Therefore, specific activities like blacksmithing were undertaken by certain families, who did the job given their proximity to natural resources like wood and iron ore, on pieces of land owned by them.
Consensus was the basis of decision-making, even in African judicial systems. The case of Baleni against the Minister of Mineral Resources at the High Court offers some interesting insights in this regard.
The most insightful lesson from the case was that according to the prescripts of African law, an administrator, like a chief, cannot alienate the property of the community without its consent, for it is not his property.
The case was, however, heard and decided under the current legal paradigm, not necessarily premised on an African normative reality.
The expropriation of property understood within the Roman legal system in Africa is quite alien, in the sense that expropriation by the state in precolonial Africa were not common.
In other words even an expropriation that includes compensation (not even to speak of one without compensation) is a rare occurrence in African law.
The communal interconnected conception of individuals and even humanness by African people does not mean that which is for the public is inherently at odds with that which is for the individual.
The individually-collectively owned land cannot have decisions taken about its sale, destruction, or expropriation without at least consulting with the fellow owners – your neighbours and other community members.
This relates particularly to ‘virgin’ territory owned by the community or the alienation of land with important mineral deposits.

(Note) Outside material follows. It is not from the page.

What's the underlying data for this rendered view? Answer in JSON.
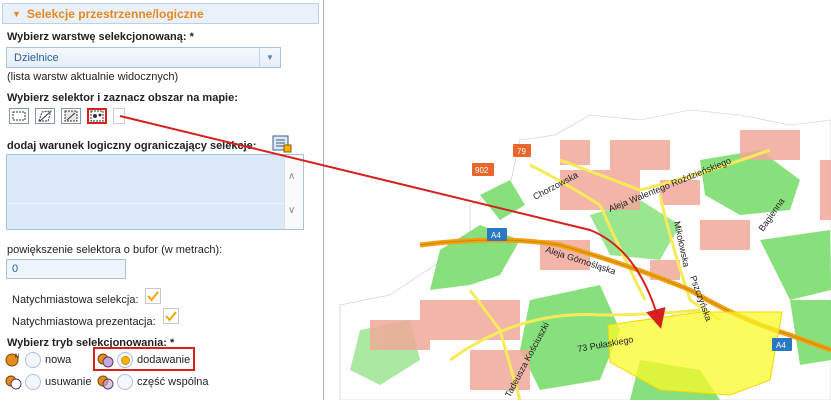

Selling your privately-owned farm was not contingent on any consultation with anyone.
This must not be construed as a rejection of restitution for the dispossessed property that characterised the creation of the South African state. Restitution is one of the primary precepts of justice and it is central to the normal operation and respect of any state.
Expropriation is usually the state owning the land on behalf of citizens; restitution is restoring property to those from whom it was dispossessed by force of arms.
Under an African understanding of justice and property norms, having a law that allows the state to expropriate property without even providing compensation is wholly un-African. Instead, it is a perpetuation of the same colonial paradigm which Parliament claims to be correcting.
As the various trust-held properties across South Africa illustrate, an inconsistent application of norms results in injustice.
The trusts are administered and in fact belong to the kings and chiefs, who treat those who presumably should be the real property owners like peasants being graciously granted a lease by the chiefs. In Africa, a king is made by his people, not the other way around.
The property relations introduced by colonial administrators for their own centralised control projects is still operational in modern South Africa.
Instead, South Africa needs property rights vesting in the individuals themselves rather than some entity like the king as is the case currently. Individuals can decide what is best for them and their property.
They need no paternal institution like a monarch or the Westphalian state to decide what is and isn’t good for them.
Zakhele Mthembu is law student at the University of the Witwatersrand, and an intern at the Free Market Foundation. The views expressed in the article are the author’s and are not necessarily shared by the members of the Foundation.